Top of SUPPLIED ENTRIES
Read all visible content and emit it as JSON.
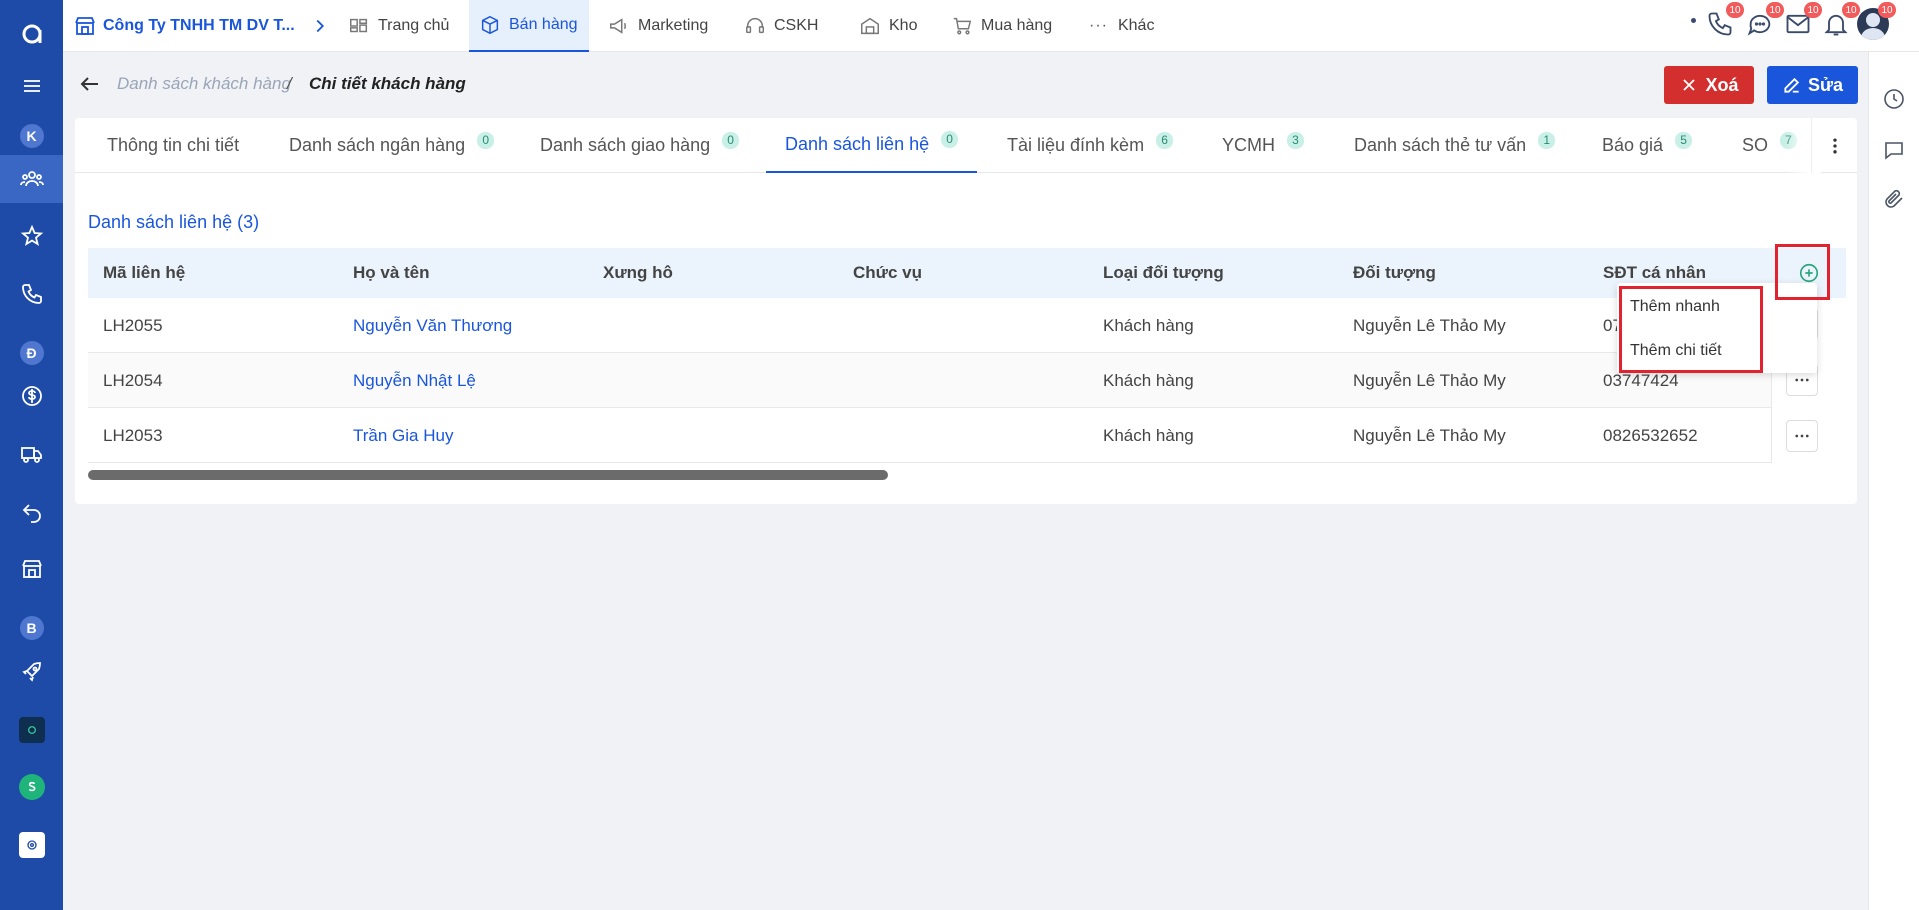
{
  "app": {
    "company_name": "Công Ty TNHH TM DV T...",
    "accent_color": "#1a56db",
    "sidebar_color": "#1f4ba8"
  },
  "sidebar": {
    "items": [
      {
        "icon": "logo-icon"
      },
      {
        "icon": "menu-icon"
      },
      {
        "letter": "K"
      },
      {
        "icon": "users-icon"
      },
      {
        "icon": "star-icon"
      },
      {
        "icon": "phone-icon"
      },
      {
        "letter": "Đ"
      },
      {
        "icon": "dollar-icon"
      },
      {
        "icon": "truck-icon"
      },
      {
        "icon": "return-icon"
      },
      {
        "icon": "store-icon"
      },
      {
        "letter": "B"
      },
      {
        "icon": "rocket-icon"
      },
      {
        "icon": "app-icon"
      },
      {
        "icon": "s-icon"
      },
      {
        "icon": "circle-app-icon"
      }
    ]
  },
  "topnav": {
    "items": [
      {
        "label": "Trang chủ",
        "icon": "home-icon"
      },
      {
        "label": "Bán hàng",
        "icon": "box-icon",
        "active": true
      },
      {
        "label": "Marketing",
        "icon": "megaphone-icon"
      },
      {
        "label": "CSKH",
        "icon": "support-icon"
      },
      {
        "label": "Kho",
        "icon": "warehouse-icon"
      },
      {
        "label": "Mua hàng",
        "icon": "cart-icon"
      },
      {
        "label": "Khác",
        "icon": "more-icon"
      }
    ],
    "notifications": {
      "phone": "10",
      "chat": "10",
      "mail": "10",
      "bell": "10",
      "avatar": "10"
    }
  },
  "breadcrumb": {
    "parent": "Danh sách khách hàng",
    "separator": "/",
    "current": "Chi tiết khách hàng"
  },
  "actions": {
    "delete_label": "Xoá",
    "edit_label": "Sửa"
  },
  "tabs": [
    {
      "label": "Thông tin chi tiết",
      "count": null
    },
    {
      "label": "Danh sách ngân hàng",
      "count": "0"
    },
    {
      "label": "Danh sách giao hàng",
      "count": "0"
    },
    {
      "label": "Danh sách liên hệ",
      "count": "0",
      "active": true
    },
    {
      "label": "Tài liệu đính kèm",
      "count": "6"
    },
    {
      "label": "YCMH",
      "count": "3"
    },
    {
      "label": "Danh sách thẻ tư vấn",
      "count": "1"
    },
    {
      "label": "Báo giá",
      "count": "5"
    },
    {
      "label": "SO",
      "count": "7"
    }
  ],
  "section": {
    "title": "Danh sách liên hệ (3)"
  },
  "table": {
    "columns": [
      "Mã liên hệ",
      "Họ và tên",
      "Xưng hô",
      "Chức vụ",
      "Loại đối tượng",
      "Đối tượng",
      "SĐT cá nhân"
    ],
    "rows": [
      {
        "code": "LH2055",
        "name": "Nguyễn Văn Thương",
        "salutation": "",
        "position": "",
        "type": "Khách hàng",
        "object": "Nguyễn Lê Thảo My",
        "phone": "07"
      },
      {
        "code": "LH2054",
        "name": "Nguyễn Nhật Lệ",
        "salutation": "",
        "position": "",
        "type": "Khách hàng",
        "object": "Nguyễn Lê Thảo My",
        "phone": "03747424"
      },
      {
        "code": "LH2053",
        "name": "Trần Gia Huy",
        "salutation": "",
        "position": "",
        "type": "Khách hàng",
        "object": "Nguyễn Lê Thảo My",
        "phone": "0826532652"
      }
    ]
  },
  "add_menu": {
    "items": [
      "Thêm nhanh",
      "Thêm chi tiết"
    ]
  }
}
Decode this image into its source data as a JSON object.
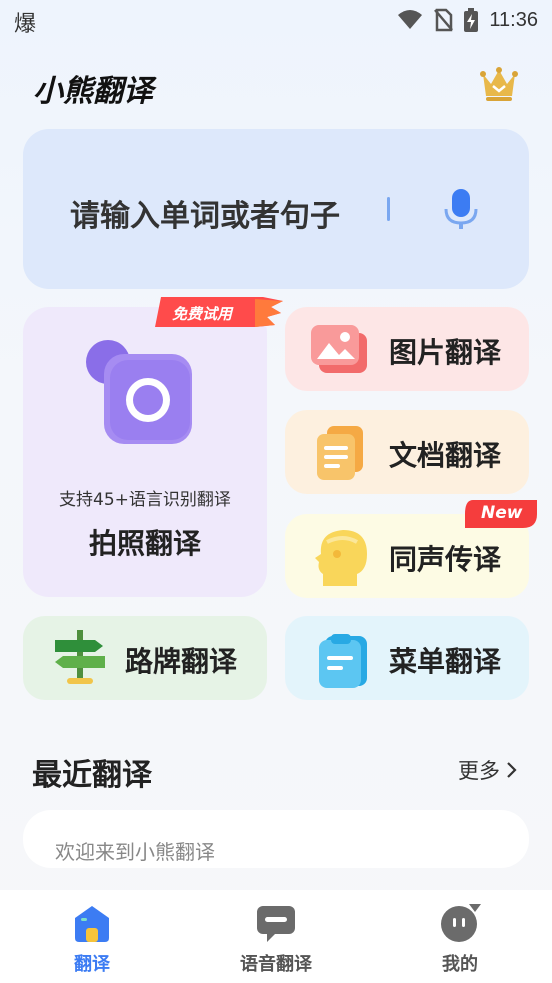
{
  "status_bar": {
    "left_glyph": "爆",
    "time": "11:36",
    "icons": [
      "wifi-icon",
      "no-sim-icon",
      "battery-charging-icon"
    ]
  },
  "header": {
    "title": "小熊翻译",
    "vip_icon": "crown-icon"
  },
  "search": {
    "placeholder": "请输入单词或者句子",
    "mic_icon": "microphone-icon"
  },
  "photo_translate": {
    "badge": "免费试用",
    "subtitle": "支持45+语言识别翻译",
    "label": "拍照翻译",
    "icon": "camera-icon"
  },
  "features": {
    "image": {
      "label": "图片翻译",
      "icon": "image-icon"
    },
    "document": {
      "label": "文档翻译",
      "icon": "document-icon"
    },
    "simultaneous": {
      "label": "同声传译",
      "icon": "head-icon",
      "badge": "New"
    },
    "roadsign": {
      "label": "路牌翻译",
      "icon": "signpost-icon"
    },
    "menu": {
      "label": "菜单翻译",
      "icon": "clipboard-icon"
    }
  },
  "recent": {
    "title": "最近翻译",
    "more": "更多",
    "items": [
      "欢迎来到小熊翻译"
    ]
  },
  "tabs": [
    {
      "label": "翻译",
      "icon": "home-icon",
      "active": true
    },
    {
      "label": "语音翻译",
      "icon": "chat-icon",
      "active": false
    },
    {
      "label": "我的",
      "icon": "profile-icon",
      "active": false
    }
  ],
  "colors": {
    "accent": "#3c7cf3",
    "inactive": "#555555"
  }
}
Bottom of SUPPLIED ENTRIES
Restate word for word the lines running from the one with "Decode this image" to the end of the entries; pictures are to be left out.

OUTPUT BELOW
Decode this image into its source data as a JSON object.
{
  "status_bar": {
    "left_glyph": "爆",
    "time": "11:36",
    "icons": [
      "wifi-icon",
      "no-sim-icon",
      "battery-charging-icon"
    ]
  },
  "header": {
    "title": "小熊翻译",
    "vip_icon": "crown-icon"
  },
  "search": {
    "placeholder": "请输入单词或者句子",
    "mic_icon": "microphone-icon"
  },
  "photo_translate": {
    "badge": "免费试用",
    "subtitle": "支持45+语言识别翻译",
    "label": "拍照翻译",
    "icon": "camera-icon"
  },
  "features": {
    "image": {
      "label": "图片翻译",
      "icon": "image-icon"
    },
    "document": {
      "label": "文档翻译",
      "icon": "document-icon"
    },
    "simultaneous": {
      "label": "同声传译",
      "icon": "head-icon",
      "badge": "New"
    },
    "roadsign": {
      "label": "路牌翻译",
      "icon": "signpost-icon"
    },
    "menu": {
      "label": "菜单翻译",
      "icon": "clipboard-icon"
    }
  },
  "recent": {
    "title": "最近翻译",
    "more": "更多",
    "items": [
      "欢迎来到小熊翻译"
    ]
  },
  "tabs": [
    {
      "label": "翻译",
      "icon": "home-icon",
      "active": true
    },
    {
      "label": "语音翻译",
      "icon": "chat-icon",
      "active": false
    },
    {
      "label": "我的",
      "icon": "profile-icon",
      "active": false
    }
  ],
  "colors": {
    "accent": "#3c7cf3",
    "inactive": "#555555"
  }
}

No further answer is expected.